Progressions and Possible Complications of Thoracic Outlet Syndrome
What is thoracic outlet system (TOS)?
Thoracic outlet syndrome (TOS) is a condition in which the nerves and/or blood vessels in the thoracic outlet become compressed, irritated or injured. The thoracic outlet is a narrow space located between the collarbone and the first rib. The nerves and blood vessels that move down the arm, and the muscles from the neck to the shoulder, run through the thoracic outlet.
Progression of TOS
TOS is considered a progressive condition. Pressure placed on the surrounding nerves and blood vessels due to TOS can reduce blood flow to the carotid arteries and vertebral arteries. This can develop into an intractable migraine, or status migrainosus, which can be one of the first symptoms of TOS.
TOS can be debilitating, especially if left untreated. It can result in chronic pain, emotional distress, and difficulty with physical function. Early treatment of symptoms can lessen its impact.

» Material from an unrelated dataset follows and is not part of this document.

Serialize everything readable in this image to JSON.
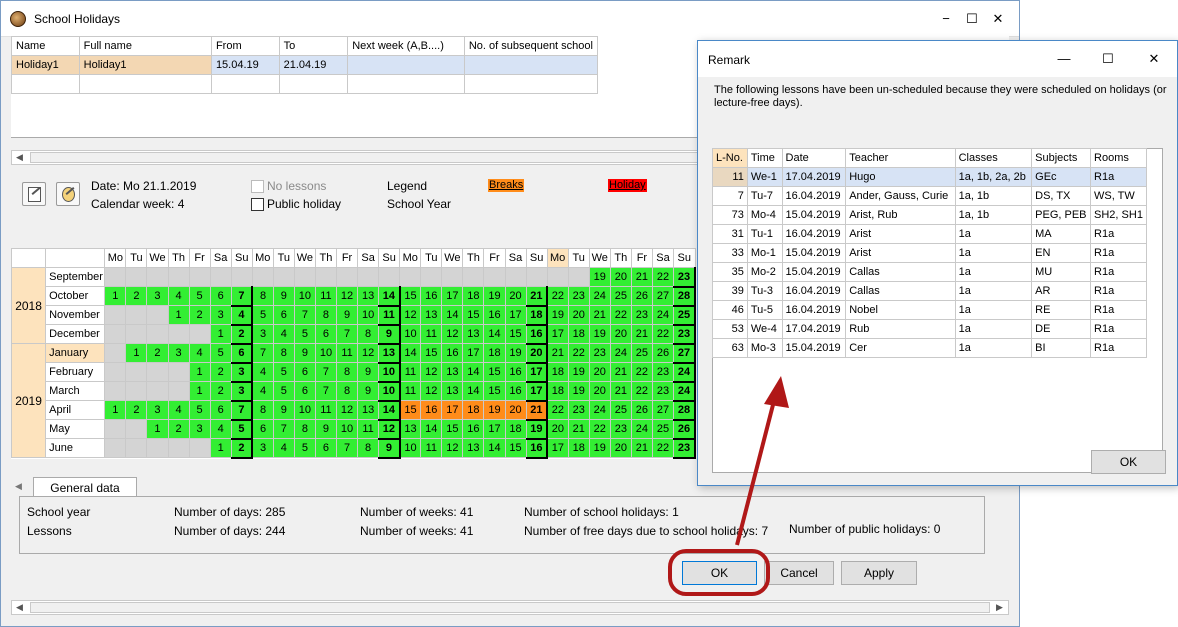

The prognosis for TOS is typically good; however, severe cases may require surgery. Since recurrence is common, it is essential to strengthen posture to avoid future episodes. Physical therapy can reduce the repetition of TOS. However, physical therapy alone is typically not enough to prevent a recurrence in most athletes.
Complications of TOS
Possible complications include, but are not limited to, the following:
- Blood clots. Venous thoracic outlet syndrome (VTOS) occurs when a subclavian vein becomes compressed. This often causes blood clots to form in the affected veins.
- Chronic pain. Prolonged swelling and chronic pain may develop, especially with venous TOS. This usually materializes in the arm.
- Pulmonary embolism. A blood clot can cause an additional complication called a pulmonary embolism. This occurs when a blood clot develops in a blood vessel and travels to a lung artery, blocking the blood flow. It can be a life-threatening complication.
- Nerve damage. When left untreated, the pain caused from neurogenic TOS can result in permanent nerve damage.
- Gangrene. Gangrene occurs when the blood flow to a portion of tissue is interrupted, causing the tissue to die. The dead tissue can become infected, which can be extremely harmful and potentially fatal.
- Ischemic ulcers. When blood flow is reduced with TOS, ischemic ulcers may occur. These sores often appear on the fingertips with TOS.